(SUPPLIED MATERIAL begins)

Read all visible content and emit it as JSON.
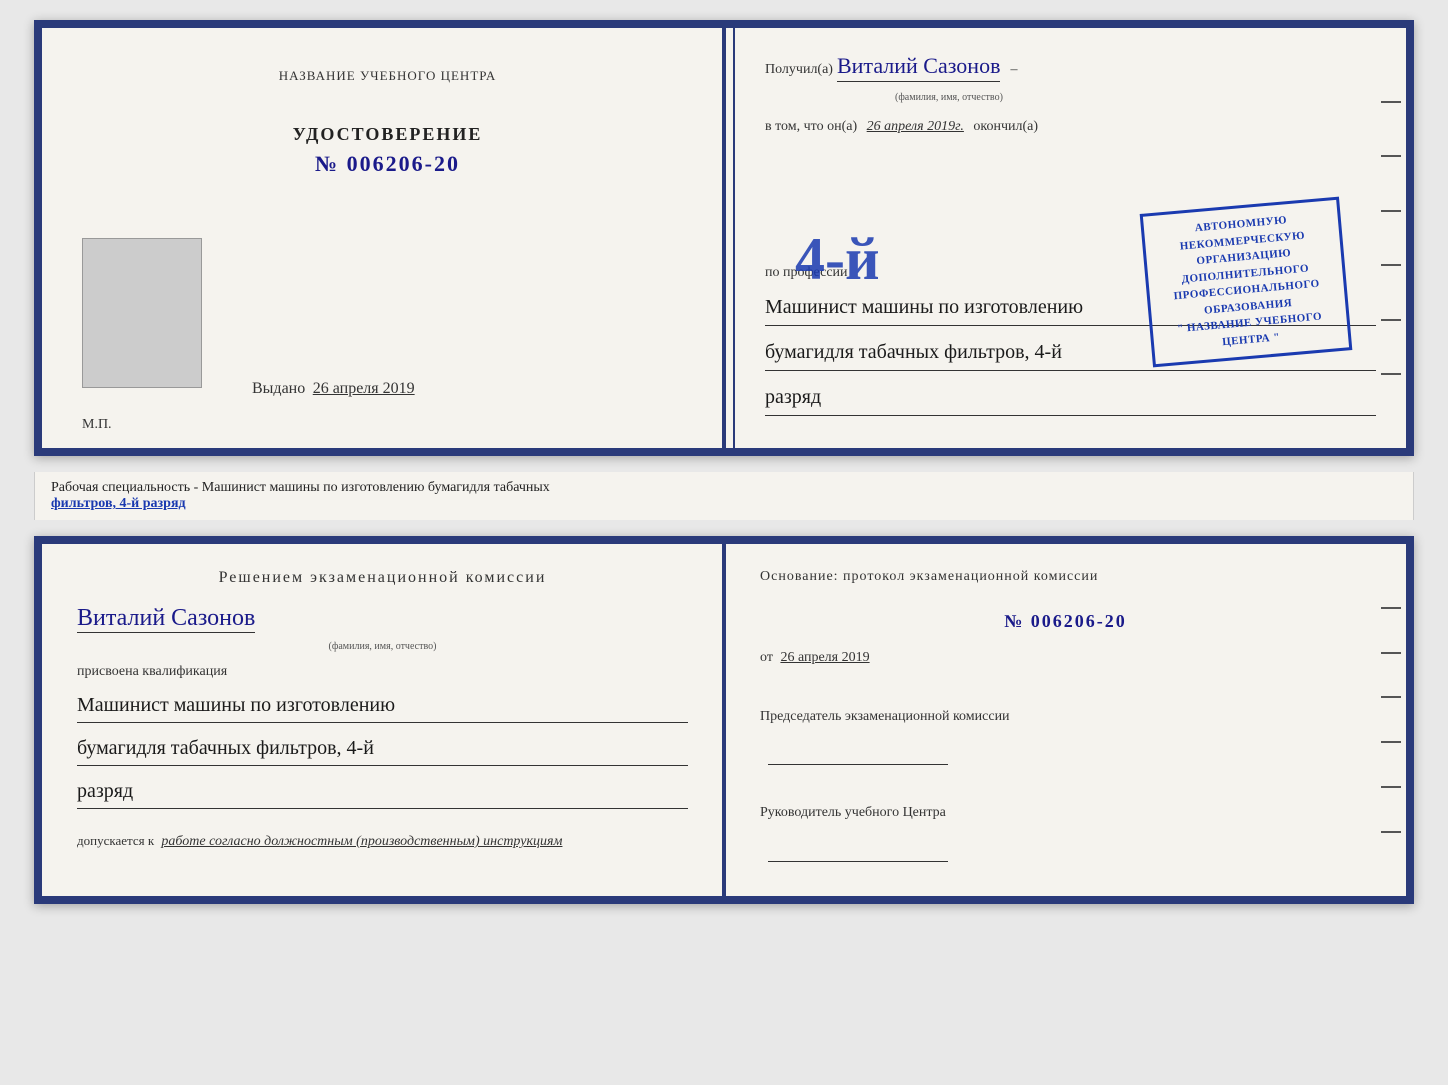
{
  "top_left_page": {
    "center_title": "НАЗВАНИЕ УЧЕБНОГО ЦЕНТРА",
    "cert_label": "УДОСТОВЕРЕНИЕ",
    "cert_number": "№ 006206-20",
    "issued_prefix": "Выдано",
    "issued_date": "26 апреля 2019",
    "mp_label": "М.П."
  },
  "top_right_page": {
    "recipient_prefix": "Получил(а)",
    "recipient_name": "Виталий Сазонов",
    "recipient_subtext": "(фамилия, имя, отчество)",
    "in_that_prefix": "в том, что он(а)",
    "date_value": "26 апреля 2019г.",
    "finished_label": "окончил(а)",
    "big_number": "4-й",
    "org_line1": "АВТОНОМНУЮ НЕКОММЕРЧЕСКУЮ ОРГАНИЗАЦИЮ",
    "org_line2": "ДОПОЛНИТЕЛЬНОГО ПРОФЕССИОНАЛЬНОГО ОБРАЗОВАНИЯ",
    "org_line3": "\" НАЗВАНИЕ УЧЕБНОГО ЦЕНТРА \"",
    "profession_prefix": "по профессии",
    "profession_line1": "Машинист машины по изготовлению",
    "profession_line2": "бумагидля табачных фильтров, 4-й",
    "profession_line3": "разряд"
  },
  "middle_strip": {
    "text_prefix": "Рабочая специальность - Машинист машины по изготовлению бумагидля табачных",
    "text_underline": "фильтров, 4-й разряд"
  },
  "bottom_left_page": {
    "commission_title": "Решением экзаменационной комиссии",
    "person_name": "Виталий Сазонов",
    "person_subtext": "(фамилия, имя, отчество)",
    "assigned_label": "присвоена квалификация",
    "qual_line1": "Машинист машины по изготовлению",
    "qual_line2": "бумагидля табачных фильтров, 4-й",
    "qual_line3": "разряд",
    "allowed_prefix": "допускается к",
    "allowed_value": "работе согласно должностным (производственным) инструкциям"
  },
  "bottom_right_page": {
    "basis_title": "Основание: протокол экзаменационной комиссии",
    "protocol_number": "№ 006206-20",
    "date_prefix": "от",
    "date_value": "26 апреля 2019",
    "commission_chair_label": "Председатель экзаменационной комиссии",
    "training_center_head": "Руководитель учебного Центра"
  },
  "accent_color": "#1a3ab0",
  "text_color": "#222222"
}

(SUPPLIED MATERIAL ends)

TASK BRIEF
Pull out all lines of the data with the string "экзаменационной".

YOUR RESPONSE
    "commission_title": "Решением экзаменационной комиссии",
    "basis_title": "Основание: протокол экзаменационной комиссии",
    "commission_chair_label": "Председатель экзаменационной комиссии",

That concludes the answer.